┌──
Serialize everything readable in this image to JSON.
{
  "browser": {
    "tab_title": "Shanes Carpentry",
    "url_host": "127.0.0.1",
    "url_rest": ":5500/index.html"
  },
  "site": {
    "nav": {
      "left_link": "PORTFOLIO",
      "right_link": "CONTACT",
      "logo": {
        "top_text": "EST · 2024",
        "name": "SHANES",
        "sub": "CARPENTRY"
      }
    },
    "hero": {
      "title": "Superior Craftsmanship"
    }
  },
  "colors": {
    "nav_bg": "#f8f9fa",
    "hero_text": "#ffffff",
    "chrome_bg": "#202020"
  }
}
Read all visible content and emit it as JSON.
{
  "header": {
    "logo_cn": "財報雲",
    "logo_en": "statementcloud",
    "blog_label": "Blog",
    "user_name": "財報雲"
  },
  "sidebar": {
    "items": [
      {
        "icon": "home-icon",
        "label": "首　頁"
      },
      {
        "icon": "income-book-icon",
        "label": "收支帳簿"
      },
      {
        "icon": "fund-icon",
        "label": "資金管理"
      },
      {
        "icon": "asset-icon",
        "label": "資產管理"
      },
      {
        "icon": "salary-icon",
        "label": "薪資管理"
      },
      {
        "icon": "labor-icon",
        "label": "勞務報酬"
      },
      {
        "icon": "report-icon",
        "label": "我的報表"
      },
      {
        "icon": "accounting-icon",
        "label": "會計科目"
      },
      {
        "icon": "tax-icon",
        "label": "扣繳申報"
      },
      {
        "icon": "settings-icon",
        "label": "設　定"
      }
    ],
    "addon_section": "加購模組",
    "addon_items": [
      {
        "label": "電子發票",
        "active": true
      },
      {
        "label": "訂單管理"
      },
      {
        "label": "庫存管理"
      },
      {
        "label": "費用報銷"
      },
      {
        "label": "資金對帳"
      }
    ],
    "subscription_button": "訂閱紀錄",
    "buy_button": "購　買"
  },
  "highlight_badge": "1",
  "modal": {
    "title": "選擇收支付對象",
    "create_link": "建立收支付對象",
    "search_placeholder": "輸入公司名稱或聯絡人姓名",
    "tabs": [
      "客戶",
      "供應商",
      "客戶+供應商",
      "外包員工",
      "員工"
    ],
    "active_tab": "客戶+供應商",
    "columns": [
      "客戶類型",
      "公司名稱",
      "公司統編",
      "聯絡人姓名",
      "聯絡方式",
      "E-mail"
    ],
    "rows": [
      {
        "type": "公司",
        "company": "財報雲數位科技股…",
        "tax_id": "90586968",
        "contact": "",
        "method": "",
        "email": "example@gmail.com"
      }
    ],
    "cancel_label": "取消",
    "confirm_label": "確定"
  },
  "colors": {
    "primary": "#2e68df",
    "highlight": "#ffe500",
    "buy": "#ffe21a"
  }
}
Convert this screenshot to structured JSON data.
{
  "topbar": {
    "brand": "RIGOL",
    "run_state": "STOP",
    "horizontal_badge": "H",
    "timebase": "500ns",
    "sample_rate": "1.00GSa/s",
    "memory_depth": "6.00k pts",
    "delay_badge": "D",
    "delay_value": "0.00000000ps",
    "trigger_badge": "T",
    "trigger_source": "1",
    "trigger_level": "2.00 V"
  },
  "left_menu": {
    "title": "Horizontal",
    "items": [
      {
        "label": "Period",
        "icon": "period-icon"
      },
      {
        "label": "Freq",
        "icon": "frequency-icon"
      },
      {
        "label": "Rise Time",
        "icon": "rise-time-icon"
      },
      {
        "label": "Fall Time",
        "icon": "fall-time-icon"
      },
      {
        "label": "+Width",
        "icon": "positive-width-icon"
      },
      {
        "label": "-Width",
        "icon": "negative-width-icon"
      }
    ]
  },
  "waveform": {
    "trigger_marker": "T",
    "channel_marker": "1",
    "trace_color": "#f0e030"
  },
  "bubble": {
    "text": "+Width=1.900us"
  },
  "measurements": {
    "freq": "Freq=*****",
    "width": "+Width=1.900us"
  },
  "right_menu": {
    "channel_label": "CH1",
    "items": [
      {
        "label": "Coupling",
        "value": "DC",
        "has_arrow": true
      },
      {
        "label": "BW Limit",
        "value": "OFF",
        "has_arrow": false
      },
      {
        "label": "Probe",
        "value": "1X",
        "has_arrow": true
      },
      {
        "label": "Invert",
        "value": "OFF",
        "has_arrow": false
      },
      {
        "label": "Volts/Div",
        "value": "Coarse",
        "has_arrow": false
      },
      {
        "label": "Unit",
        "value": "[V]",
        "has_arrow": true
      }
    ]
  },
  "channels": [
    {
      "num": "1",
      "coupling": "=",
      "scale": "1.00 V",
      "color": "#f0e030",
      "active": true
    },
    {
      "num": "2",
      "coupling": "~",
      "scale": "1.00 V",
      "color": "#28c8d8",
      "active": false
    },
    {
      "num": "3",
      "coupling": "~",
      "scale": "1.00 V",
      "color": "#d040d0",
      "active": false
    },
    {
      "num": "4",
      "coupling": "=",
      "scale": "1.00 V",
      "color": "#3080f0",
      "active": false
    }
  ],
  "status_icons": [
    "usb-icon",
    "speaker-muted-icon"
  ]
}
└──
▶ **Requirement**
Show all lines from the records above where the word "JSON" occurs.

▶ **Response**
Serialize everything readable in this image to JSON.
Read all visible content and emit it as JSON.
Convert this screenshot to structured JSON data.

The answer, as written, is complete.